▸ **What you have to do**
Provide only the number of lines in the records where "Control" appears.

▸ **Data for analysis**
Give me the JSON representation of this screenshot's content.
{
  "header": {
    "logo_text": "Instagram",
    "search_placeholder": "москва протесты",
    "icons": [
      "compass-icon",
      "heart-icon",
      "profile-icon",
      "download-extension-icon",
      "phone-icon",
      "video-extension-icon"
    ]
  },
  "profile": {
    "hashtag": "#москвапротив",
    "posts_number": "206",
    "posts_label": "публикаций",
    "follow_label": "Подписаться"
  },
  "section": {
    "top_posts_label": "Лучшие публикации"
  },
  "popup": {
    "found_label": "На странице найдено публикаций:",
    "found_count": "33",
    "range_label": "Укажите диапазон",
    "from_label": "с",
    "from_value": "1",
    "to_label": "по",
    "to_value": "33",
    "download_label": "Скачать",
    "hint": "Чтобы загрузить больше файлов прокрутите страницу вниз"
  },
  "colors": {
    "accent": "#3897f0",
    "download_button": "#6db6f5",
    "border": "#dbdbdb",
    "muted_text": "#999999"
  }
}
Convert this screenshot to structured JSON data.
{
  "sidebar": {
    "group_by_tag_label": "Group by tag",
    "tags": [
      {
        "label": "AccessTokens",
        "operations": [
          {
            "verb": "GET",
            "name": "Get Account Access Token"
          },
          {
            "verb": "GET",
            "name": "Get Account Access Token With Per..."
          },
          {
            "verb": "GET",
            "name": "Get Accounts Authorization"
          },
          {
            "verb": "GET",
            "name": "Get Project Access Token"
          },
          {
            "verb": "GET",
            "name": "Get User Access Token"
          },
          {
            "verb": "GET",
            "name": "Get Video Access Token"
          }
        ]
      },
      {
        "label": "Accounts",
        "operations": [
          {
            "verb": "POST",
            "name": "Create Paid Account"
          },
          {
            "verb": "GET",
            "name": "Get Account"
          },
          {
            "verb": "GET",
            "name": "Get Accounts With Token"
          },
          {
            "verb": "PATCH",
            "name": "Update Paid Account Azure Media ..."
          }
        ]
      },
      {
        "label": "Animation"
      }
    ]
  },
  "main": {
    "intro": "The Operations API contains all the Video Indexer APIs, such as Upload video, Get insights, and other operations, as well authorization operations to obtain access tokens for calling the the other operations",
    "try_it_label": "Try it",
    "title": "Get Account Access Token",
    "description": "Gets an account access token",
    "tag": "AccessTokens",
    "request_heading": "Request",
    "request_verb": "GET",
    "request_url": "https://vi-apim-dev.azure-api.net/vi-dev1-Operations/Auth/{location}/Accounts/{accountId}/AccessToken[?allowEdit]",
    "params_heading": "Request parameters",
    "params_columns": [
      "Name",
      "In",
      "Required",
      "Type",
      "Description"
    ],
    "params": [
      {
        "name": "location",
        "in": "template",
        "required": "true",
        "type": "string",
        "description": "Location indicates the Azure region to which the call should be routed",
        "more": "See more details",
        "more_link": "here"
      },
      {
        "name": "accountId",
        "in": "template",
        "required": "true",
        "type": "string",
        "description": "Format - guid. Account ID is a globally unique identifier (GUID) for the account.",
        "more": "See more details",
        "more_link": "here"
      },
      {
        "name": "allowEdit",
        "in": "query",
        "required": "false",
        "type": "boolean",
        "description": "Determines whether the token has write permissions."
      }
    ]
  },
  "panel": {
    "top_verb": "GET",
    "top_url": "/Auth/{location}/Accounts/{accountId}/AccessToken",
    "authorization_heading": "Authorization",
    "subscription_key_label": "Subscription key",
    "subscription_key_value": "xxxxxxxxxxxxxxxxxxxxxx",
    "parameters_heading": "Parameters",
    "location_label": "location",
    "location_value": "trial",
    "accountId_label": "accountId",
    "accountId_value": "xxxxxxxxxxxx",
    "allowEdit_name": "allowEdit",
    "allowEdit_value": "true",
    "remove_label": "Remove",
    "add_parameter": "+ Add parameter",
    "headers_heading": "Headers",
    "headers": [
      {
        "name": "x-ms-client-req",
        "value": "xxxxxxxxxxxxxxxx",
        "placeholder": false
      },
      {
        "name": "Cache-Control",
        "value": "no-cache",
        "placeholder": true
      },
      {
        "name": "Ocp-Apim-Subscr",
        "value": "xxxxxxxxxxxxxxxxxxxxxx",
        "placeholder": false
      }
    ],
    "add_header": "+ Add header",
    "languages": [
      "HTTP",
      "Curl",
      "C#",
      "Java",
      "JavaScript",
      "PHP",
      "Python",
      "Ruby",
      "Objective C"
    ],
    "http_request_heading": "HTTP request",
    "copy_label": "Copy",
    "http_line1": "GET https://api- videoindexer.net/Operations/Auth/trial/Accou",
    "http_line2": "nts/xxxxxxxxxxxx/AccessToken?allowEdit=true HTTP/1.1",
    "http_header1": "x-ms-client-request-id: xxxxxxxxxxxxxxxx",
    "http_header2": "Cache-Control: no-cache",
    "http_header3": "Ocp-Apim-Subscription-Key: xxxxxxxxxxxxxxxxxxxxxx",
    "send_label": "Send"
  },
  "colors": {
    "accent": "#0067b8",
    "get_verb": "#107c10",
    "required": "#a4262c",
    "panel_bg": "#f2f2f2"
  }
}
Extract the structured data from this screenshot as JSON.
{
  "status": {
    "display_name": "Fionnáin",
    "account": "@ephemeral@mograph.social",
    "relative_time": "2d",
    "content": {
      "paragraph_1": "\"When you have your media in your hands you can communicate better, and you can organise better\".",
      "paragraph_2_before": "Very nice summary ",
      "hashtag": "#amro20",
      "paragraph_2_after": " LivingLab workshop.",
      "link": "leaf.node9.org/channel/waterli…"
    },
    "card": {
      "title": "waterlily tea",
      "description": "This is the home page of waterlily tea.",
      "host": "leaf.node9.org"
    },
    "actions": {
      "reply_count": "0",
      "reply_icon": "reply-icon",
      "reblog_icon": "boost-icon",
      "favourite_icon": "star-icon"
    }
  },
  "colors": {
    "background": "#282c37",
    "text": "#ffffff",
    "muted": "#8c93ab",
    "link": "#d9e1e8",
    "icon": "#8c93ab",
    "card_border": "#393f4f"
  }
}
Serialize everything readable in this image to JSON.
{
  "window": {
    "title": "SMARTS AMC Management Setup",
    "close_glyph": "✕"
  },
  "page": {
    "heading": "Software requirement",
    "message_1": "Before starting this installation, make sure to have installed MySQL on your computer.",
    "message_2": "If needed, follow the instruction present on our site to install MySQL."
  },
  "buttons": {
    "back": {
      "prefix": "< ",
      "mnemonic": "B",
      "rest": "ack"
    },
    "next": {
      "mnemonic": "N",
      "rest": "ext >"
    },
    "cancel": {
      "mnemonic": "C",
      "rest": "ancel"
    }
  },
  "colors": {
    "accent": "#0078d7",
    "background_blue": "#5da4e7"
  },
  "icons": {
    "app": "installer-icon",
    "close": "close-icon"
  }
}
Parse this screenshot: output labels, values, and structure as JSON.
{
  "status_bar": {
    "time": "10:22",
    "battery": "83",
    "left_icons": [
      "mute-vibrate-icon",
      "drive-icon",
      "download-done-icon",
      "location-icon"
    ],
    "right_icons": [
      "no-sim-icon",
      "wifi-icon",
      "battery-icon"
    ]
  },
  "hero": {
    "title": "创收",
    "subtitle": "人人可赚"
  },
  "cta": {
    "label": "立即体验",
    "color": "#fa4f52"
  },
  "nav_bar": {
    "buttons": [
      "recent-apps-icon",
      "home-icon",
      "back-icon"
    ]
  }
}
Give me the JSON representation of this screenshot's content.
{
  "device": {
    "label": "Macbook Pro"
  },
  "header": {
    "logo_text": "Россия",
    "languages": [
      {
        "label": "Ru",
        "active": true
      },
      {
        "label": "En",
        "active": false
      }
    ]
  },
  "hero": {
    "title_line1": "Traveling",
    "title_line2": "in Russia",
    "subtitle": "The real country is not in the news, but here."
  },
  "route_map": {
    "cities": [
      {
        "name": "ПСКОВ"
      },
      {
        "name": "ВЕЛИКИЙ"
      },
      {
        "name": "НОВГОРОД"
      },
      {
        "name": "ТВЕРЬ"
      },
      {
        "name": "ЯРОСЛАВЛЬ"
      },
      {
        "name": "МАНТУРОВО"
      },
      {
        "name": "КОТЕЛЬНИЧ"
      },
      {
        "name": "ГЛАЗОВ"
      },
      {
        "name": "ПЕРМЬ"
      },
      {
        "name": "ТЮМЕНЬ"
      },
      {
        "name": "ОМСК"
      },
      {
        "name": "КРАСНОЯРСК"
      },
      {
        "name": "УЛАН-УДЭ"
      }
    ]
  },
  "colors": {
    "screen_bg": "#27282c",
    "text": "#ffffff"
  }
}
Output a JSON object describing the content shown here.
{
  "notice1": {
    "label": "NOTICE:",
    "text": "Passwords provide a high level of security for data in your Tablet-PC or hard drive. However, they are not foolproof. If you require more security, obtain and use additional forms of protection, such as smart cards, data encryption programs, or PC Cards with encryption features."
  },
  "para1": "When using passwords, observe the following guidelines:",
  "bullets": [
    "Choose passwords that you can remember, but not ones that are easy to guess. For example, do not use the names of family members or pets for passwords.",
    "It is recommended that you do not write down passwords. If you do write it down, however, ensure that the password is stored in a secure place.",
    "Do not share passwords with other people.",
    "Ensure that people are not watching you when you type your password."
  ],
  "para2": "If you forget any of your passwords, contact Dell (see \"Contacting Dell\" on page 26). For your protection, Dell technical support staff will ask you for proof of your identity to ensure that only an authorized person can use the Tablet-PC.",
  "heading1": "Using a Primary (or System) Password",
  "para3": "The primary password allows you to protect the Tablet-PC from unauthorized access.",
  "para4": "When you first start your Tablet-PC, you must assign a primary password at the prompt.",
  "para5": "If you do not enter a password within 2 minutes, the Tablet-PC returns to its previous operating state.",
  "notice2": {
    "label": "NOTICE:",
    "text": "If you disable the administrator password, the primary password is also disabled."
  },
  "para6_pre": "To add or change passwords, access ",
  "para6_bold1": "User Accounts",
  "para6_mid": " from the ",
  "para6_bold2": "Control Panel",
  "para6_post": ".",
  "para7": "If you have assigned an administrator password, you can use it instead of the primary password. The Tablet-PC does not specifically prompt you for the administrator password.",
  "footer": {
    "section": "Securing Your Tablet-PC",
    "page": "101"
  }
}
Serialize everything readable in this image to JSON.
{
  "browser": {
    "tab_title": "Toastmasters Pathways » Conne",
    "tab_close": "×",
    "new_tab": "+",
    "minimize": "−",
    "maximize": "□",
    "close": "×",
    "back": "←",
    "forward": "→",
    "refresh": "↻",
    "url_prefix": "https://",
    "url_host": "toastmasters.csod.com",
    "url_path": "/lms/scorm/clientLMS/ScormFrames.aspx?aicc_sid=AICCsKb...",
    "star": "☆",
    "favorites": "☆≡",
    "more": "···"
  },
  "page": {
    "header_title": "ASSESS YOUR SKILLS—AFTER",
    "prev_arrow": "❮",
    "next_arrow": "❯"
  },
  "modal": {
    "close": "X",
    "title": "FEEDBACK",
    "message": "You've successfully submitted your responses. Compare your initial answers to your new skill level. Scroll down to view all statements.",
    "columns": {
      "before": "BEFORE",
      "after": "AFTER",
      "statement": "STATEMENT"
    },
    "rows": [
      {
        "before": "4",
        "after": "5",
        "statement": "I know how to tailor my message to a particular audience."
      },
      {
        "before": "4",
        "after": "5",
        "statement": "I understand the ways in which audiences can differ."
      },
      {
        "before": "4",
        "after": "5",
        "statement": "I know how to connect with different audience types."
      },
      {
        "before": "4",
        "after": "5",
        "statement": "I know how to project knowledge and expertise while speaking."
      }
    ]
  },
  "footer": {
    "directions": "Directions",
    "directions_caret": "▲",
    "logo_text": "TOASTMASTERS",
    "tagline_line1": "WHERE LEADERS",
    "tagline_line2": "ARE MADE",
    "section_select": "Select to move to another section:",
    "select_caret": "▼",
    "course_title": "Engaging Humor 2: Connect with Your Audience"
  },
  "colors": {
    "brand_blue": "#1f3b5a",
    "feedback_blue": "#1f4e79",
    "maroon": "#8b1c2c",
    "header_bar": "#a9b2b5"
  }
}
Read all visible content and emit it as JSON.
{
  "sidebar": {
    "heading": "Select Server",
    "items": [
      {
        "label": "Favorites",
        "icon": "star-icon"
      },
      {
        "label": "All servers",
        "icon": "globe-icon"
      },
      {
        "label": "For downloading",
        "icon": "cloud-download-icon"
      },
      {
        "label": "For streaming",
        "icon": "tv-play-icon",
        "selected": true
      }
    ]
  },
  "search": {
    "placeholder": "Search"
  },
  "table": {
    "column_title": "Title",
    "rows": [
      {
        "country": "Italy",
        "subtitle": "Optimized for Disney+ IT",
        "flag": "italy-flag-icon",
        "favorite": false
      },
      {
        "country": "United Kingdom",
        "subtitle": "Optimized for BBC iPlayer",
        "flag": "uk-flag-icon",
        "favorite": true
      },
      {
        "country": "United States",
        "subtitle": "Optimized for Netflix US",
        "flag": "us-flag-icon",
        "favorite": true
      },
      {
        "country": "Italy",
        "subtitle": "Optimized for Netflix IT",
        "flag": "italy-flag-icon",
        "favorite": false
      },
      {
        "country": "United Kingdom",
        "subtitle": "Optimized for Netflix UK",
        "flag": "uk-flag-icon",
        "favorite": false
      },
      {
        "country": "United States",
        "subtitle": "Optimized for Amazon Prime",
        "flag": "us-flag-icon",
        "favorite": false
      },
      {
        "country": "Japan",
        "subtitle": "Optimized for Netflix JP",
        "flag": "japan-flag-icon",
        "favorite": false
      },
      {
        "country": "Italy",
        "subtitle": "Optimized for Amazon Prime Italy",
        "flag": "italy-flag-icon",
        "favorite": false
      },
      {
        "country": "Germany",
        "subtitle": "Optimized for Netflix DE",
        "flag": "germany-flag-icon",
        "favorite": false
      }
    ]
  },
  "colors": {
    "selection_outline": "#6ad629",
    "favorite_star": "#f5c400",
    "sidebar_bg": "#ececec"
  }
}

▸ **Task output**
3